Internationally, England have been a team to be reckoned with over the past two decades. Their trophy cabinet includes two world cups in 1985 and 1988, and they have graced the final, semi-final or quarter-final in the last three out of four major tournaments. Last summer’s misery in the European Championships was the big exception, which added to the men’s under-21s failure before the tournament and was compounded by the failure in the men’s under-19 after the event. England emerged from Sweden with a total of 1 point; a tally so low with expectations so high cost coach Hope Powell her job.
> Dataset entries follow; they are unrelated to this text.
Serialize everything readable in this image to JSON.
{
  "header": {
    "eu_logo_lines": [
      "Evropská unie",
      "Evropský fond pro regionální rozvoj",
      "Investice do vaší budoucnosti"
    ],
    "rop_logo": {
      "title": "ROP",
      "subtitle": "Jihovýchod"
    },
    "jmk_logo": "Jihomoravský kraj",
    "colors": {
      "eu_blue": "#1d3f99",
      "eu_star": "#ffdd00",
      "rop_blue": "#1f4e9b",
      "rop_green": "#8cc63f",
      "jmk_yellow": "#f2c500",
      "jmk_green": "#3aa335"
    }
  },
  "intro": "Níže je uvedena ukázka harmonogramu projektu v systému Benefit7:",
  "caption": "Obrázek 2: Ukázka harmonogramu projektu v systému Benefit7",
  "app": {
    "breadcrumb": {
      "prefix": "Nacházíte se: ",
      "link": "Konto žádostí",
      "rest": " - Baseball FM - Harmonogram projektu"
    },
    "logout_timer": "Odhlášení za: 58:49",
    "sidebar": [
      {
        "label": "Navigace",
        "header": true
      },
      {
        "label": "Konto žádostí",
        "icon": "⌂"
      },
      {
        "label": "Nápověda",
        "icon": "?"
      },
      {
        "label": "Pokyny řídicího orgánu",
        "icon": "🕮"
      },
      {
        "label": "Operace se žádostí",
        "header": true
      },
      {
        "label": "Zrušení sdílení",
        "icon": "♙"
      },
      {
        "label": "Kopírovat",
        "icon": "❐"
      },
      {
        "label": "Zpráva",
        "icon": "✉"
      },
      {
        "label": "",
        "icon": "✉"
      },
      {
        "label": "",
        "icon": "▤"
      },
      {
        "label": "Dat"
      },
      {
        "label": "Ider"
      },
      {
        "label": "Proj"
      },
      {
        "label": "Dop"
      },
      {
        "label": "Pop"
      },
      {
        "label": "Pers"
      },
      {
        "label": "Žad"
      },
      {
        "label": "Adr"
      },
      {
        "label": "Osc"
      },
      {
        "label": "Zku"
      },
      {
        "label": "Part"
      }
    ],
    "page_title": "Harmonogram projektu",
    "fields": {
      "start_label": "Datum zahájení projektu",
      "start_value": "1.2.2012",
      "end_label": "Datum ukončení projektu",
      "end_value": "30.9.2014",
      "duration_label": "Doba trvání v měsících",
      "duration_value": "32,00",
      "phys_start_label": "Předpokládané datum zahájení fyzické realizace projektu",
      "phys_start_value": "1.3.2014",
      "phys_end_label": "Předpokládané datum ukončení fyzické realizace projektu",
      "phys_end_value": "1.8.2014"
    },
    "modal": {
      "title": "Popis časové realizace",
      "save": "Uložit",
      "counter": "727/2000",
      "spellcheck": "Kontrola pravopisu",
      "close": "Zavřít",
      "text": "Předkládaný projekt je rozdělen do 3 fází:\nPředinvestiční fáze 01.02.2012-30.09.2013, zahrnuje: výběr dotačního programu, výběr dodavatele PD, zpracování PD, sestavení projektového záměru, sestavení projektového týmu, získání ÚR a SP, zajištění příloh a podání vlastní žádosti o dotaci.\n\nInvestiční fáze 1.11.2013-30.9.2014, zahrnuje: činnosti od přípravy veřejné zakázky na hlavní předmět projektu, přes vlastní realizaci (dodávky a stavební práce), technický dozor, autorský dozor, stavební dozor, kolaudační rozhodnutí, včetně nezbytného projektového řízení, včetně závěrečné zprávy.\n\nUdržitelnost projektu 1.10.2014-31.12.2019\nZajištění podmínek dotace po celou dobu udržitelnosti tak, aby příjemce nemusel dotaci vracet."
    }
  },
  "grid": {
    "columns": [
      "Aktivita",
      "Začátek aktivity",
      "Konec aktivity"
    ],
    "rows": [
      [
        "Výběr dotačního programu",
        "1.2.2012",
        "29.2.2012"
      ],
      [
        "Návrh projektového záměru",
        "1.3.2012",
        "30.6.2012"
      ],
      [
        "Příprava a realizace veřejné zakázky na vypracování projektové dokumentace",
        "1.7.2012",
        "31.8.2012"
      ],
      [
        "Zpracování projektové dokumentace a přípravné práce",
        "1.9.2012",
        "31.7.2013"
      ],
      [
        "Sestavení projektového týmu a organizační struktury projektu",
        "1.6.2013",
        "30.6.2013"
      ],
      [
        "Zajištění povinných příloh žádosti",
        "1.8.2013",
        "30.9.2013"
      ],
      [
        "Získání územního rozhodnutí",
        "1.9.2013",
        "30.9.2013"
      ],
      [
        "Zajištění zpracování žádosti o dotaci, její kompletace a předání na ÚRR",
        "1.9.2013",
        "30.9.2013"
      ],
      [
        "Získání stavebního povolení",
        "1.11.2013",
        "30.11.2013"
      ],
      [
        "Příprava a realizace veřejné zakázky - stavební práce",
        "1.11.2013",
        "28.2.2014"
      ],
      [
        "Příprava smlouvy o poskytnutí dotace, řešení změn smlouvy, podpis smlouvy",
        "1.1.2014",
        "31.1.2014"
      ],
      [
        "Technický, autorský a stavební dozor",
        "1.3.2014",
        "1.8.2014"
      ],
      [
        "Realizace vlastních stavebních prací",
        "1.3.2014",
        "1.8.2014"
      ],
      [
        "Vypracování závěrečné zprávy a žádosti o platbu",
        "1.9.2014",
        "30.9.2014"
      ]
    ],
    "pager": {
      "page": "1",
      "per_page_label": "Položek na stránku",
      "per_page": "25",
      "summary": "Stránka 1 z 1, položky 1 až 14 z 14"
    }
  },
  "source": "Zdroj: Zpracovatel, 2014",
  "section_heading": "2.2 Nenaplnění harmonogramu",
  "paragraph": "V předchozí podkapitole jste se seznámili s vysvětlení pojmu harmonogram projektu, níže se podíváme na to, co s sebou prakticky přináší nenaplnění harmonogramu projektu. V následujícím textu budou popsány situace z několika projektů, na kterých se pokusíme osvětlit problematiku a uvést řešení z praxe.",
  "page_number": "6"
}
Her downfall has been attributed to her reluctance to change the ‘old guard’ that have made up her team, leaving out in-form players such as Toni Duggan and Jordan Nobbs from the starting XI and 2013 FA WSL top scorer Natasha Dowie from the squad altogether. Since then, however, a new look England has been scintillating in qualifying for the 2015 World Cup in Canada. They have won four out of four so far, albeit against easier opponents than they would be likely to face in the major tournaments. The outstanding performers have been Toni Duggan and Eniola Aluko, bagging five and four goals respectively, but the whole squad has performed at a high level, scoring twenty and, perhaps more impressively, not conceding any.
The future of women’s football in England remains unclear. The decision to expand the WSL into two divisions shows that the game is expanding the elite group of teams that compete at the top, yet disappointment for the national team in Sweden this summer shows not only that other countries are improving, but more pressingly that England is in need of modernisation. Controversy in the men’s game remains about the presence of foreign players in the Premier League, but I think that performing at the highest level with players with different styles of playing could improve every player within the league. So long as there are a healthy number of players coming through youth set-ups, opportunities remain for young players; there certainly isn’t a dependency on foreign players, so the future of women’s football in England could be a very bright one indeed.
James Sproston is an upper-sixth student and proud Northerner from Cheshire, aspiring to read Geography at university from 2014. He has a passion for renewable energy, with interests in football and Danish culture and politics.